- Articles about the Indian Mutiny in Victorian Periodicals
- Punch on the 1857 Indian Mutiny
Cain, P. J. "Economics and Empire: The Metropolitan Context." Porter 31-52.
Craig, George. "Blown Away!" Household Words, Vol. 17. 27 March 1858. 348-50. Internet Archive. Contributed by the University of Buckingham. Web. 17 February 2015.
Dalrymple, William. The Last Mughal: The Fall of a Dynasty, Delhi, 1857. Delhi: Penguin, 2007.
Featherstone, Donald. Victorian Colonial Warfare: India. London: Cassell, 1992.
Herbert, Christopher. War of No Pity: The Indian Mutiny and Victorian Trauma. Princeton and Oxford: Princeton University Press, 2008.
Mehta, Arun C. History of Modern India. Jaipur: ABD, 2004.
Metcalf, Thomas R. "Canning, Charles John, Earl Canning (1812–1862), governor-general and first viceroy of India." Oxford Dictionary of National Biography. Online ed. Web. 17 February 2015.
Morris, Jan. Pax Britannica: The Climax of an Empire. London: Faber, 1998 (now available as an e-book).
Mukherjee, Rudrangshu, and Pramod Kapoor. Dateline 1857: Revolt against the Raj. New Delhi: Lustre Press, Roli Books, 2008.
Nayar, Pramod K. The Penguin 1857 Reader. New Delhi: Penguin, 2007.
Porter, Andrew, ed. The Oxford History of the British Empire. Vol. III: The Nineteenth Century. Oxford: Oxford University Press, 1999.
Spear, Percival. A History of India: Vol. II: From the Sixteenth Century to the Twentieth Century. New Delhi: Penguin Books India, 1990.
Taylor, P. J. O. A Star Shall Fall. New Delhi: Indus, 1993.
Washbrook, D. A. "India, 1818-1860." Porter 395-421.

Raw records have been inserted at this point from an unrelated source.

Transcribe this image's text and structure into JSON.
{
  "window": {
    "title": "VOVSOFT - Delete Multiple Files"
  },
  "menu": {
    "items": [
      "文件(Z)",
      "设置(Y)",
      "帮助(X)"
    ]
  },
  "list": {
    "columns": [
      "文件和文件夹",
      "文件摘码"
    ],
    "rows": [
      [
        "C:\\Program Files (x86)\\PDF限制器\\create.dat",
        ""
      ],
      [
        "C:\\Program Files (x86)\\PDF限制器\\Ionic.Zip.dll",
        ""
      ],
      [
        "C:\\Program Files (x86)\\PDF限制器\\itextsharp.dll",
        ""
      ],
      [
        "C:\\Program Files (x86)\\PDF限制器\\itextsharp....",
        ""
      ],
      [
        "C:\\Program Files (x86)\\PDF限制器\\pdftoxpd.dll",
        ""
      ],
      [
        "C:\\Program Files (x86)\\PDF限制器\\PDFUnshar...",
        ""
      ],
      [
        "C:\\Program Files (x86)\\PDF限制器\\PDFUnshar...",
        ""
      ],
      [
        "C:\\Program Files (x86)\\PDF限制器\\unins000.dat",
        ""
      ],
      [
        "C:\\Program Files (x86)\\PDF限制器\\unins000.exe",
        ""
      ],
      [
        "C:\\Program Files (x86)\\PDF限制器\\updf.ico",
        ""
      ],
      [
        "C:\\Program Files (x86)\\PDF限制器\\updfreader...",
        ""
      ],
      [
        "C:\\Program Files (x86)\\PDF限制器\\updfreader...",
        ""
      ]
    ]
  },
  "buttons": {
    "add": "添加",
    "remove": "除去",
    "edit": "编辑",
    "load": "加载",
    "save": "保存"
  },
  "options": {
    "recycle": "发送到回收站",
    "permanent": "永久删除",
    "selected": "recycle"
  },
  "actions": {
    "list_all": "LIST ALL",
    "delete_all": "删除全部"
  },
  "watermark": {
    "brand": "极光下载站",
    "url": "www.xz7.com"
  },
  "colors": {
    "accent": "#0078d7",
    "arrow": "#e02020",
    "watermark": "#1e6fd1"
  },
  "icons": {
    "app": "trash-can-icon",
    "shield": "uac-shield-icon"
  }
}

Wentworth, Patricia. The Devil's Wind. New York: Putnam's Sons, 1912. Internet Archive. Contributed by the Harold B. Lee Library of Brigham Young University. Web. 17 February 2015.
Last modified 17 February 2015